Alongside the Tratturo regio which crosses the Alta Murgia, fields and olive groves alternate with rows of vines on slopes and terraced land. Above, steppes, pasture and sowable land vie for space with swamps, dolinas and sink-holes, signs of Karstification, typical of the Parco Nazionale dell’Alta Murgia, Italy’s first ever rural park. On longitudinal routes that run beside paths used for transhumance, it is easy to encounter farms, rural settlements with old wineries, oil mills and enclosed fields, where rows of vines alternate with secular olive groves, almond groves and herbaceous cultivation. The landscape is steeped in history, vines and olive trees are living monuments and the sun-kissed ground is vibrant with intense colours.
The “murgia” is some distance from the sea and the traveller remains enchanted by an alternation of landscapes so diverse and yet so intimately tied to history. Our journey starts at Andria, the “town of oil”, pride of the land for its commercial supremacy with the production of extra-virgin olive oil. Situated among green expanses of olive groves and vineyards, by the Strada dell’Olio DOP Castel del Monte, it is a must to visit the oil mill to taste our “green gold” that enhances the flavour of a classic bruschetta.
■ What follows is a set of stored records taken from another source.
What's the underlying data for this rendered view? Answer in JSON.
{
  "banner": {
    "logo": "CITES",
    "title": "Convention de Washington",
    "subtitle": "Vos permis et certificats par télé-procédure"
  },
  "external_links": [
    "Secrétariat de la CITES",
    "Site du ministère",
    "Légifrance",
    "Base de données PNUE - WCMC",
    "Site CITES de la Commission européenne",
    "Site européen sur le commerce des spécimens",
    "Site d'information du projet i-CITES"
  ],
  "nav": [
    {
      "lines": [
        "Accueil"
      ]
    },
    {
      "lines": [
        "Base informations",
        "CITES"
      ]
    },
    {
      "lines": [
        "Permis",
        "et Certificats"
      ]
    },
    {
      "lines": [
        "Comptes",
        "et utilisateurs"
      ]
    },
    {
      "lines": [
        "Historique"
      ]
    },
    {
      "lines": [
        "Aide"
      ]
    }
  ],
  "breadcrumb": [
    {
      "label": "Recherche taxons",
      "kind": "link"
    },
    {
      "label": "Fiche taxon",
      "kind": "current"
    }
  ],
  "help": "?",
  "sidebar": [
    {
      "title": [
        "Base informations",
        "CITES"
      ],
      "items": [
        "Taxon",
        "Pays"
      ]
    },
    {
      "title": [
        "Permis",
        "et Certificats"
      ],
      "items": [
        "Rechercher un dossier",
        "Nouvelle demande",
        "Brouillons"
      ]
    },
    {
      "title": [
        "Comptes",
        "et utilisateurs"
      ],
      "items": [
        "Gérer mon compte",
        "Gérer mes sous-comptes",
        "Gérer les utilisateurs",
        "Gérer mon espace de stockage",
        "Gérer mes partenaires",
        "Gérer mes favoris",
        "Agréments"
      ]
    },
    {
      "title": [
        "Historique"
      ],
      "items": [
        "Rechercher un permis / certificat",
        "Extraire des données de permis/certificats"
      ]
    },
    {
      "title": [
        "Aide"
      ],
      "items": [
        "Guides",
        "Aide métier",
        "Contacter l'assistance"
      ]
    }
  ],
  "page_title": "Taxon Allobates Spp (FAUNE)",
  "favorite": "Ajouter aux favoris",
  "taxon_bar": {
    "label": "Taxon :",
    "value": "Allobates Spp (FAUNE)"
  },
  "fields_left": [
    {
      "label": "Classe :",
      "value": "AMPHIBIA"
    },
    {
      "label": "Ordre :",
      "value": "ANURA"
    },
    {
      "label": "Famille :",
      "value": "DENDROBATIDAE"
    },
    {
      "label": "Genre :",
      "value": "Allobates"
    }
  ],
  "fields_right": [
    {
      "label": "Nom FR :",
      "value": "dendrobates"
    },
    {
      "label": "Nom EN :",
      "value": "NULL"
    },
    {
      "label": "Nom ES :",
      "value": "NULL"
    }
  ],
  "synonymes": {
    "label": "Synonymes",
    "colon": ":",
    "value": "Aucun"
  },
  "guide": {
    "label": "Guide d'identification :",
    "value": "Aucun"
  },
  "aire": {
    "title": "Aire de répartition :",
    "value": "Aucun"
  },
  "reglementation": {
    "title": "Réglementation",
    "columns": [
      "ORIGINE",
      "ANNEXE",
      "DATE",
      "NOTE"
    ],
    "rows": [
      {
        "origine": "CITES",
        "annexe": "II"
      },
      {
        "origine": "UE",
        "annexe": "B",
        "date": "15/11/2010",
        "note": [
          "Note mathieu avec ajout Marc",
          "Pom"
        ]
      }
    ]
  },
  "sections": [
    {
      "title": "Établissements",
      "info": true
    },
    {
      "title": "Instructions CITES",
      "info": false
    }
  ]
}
Andria, a town termed “fidelis” on the epigraph of Porta di S.Andrea and noteworthy for its cultural-historical heritage, can also boast an age-old confectionery tradition attested by the presence of a Confectionery Museum (Museo del Confetto), one of a kind in all of Southern Italy. Travelling next to Montegrosso, an old rural town, one can discover the pleasure of tranquillity and appreciate the natural pace of an agricultural centre and typical local cuisine. Diving to the heart of the Alta Murgia National Park, we reach Minervino Murge. Called the “Balcony of the Puglie” for its dominating position, it is a small centre rich in history and charm. The oldest quarter of the town, known as Scesciola, is a fascinating labyrinth of tortuous alleyways, small arches and stone stairways leading to the ancient Norman-Swabian Castle. Inside the Castle is the archaeological exhibition “Quando l’Ofanto era color dell’ambra” (When Ofanto was the color of amber), taking place in the rooms that probably once belonged to Knight Bayard, and to whom the confectionery tradition has dedicated the well-known panetto di Minervino, a typical sweet bread made with dried figs, raisins, almonds, orange flavouring and cooked wine.
Enogastronomic tradition reveals an enviable heritage of flavours and knowledge and relives, like in a story, the sublime art of feasting in local restaurants.
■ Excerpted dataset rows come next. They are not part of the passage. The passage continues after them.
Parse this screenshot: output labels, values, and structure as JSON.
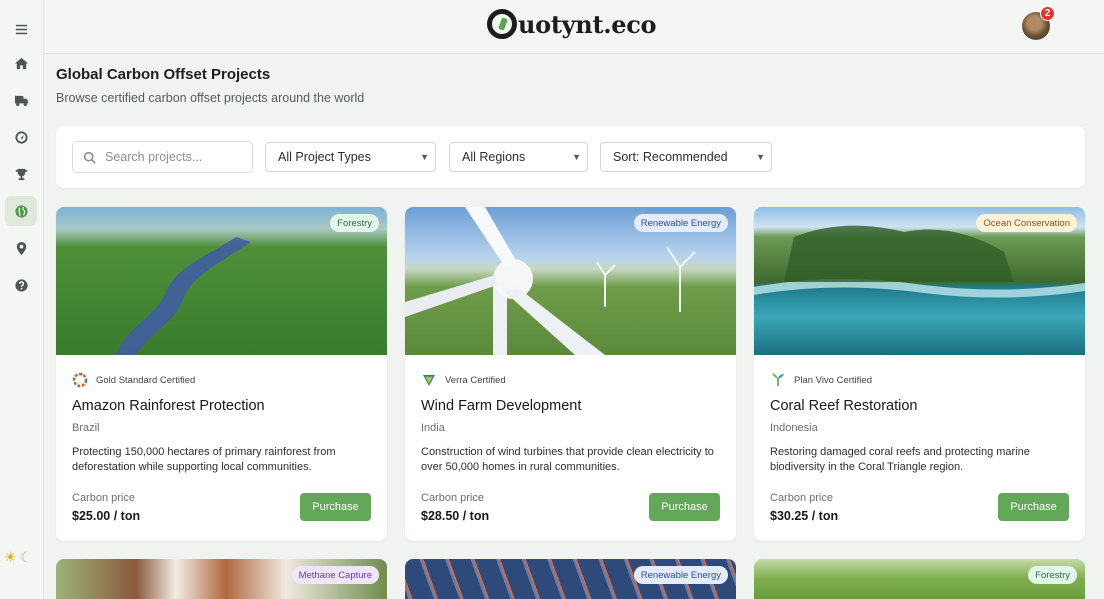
{
  "header": {
    "logo_text": "uotynt.eco",
    "notification_count": "2"
  },
  "page": {
    "title": "Global Carbon Offset Projects",
    "subtitle": "Browse certified carbon offset projects around the world"
  },
  "filters": {
    "search_placeholder": "Search projects...",
    "project_type": "All Project Types",
    "region": "All Regions",
    "sort": "Sort: Recommended"
  },
  "sidebar": {
    "items": [
      {
        "name": "menu",
        "icon": "menu-icon"
      },
      {
        "name": "home",
        "icon": "home-icon"
      },
      {
        "name": "shipping",
        "icon": "truck-icon"
      },
      {
        "name": "dashboard",
        "icon": "gauge-icon"
      },
      {
        "name": "achievements",
        "icon": "trophy-icon"
      },
      {
        "name": "projects",
        "icon": "globe-icon",
        "active": true
      },
      {
        "name": "locations",
        "icon": "map-pin-icon"
      },
      {
        "name": "help",
        "icon": "help-icon"
      }
    ],
    "theme_icons": [
      "sun-icon",
      "moon-icon"
    ]
  },
  "cards": [
    {
      "tag": "Forestry",
      "certification": "Gold Standard Certified",
      "title": "Amazon Rainforest Protection",
      "location": "Brazil",
      "description": "Protecting 150,000 hectares of primary rainforest from deforestation while supporting local communities.",
      "price_label": "Carbon price",
      "price": "$25.00 / ton",
      "button": "Purchase"
    },
    {
      "tag": "Renewable Energy",
      "certification": "Verra Certified",
      "title": "Wind Farm Development",
      "location": "India",
      "description": "Construction of wind turbines that provide clean electricity to over 50,000 homes in rural communities.",
      "price_label": "Carbon price",
      "price": "$28.50 / ton",
      "button": "Purchase"
    },
    {
      "tag": "Ocean Conservation",
      "certification": "Plan Vivo Certified",
      "title": "Coral Reef Restoration",
      "location": "Indonesia",
      "description": "Restoring damaged coral reefs and protecting marine biodiversity in the Coral Triangle region.",
      "price_label": "Carbon price",
      "price": "$30.25 / ton",
      "button": "Purchase"
    }
  ],
  "partial_cards": [
    {
      "tag": "Methane Capture"
    },
    {
      "tag": "Renewable Energy"
    },
    {
      "tag": "Forestry"
    }
  ],
  "colors": {
    "accent": "#63a858",
    "background": "#f1f3f0",
    "badge": "#e5342d"
  }
}
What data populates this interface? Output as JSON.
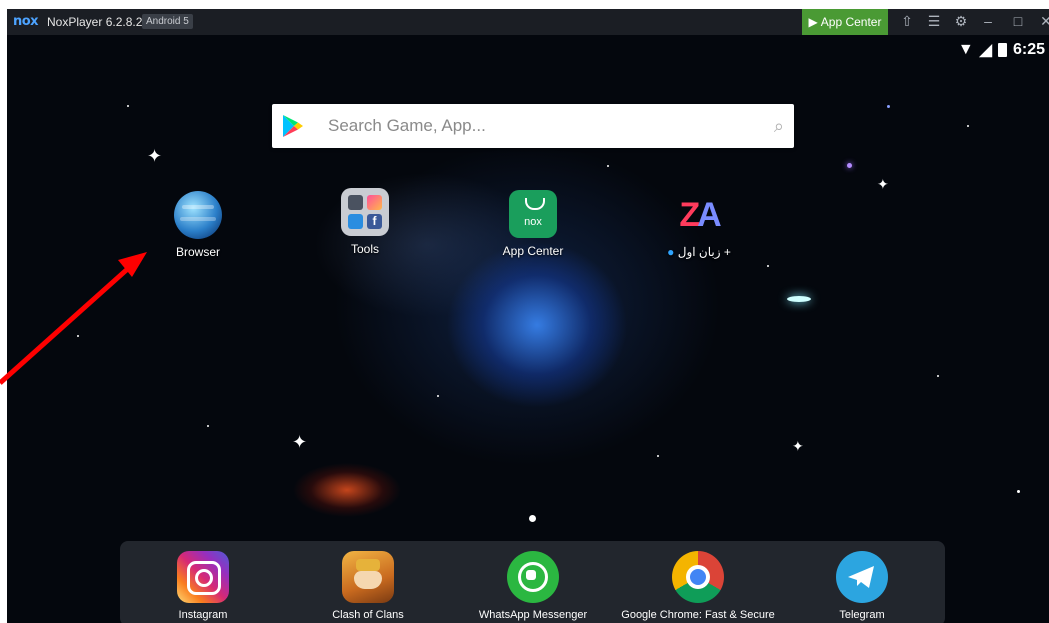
{
  "titlebar": {
    "logo": "nox",
    "title": "NoxPlayer 6.2.8.2",
    "android_badge": "Android 5",
    "app_center_label": "App Center",
    "icons": [
      "shirt-icon",
      "menu-icon",
      "gear-icon",
      "minimize-icon",
      "maximize-icon",
      "close-icon"
    ]
  },
  "statusbar": {
    "time": "6:25",
    "icons": [
      "wifi-icon",
      "signal-icon",
      "battery-icon"
    ]
  },
  "search": {
    "placeholder": "Search Game, App..."
  },
  "desktop_apps": [
    {
      "label": "Browser",
      "icon": "globe-icon"
    },
    {
      "label": "Tools",
      "icon": "tools-folder-icon"
    },
    {
      "label": "App Center",
      "icon": "nox-bag-icon"
    },
    {
      "label": "زبان اول +",
      "icon": "za-logo-icon"
    }
  ],
  "dock_apps": [
    {
      "label": "Instagram",
      "icon": "instagram-icon"
    },
    {
      "label": "Clash of Clans",
      "icon": "clash-of-clans-icon"
    },
    {
      "label": "WhatsApp Messenger",
      "icon": "whatsapp-icon"
    },
    {
      "label": "Google Chrome: Fast & Secure",
      "icon": "chrome-icon"
    },
    {
      "label": "Telegram",
      "icon": "telegram-icon"
    }
  ],
  "colors": {
    "app_center_green": "#4a9a34",
    "arrow_red": "#ff0000",
    "titlebar": "#1b1e24"
  }
}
In the autumn reigns the well-known cardoncello mushroom, the principal product of the Alta murgia between Minervino and Spinazzola, a delicious food known and savoured since Roman times, considered by some the expression of supernatural forces and called the “food of the Gods”, appreciated and studied during the Middle Ages and Renaissance and now part of local anthropological heritage.
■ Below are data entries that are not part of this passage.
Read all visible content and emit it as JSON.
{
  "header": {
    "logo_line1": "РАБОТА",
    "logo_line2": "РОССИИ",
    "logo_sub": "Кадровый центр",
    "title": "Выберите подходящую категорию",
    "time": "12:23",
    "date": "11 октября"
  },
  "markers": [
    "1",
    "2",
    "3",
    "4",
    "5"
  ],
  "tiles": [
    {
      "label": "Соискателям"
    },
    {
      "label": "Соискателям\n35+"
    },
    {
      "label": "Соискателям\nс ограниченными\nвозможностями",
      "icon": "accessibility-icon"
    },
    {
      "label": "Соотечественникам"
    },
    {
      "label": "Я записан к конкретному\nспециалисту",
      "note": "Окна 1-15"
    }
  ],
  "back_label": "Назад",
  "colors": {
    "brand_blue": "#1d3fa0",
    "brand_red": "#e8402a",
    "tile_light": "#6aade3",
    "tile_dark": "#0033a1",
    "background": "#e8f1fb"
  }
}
After Minervino, taking the wine route Strada dei Vini DOC Castel del Monte to Corato, your gaze is attracted by the unmistakable “stone octagon” Castel del Monte, the better known of Frederick’s mansions for its magic and evocative suggestiven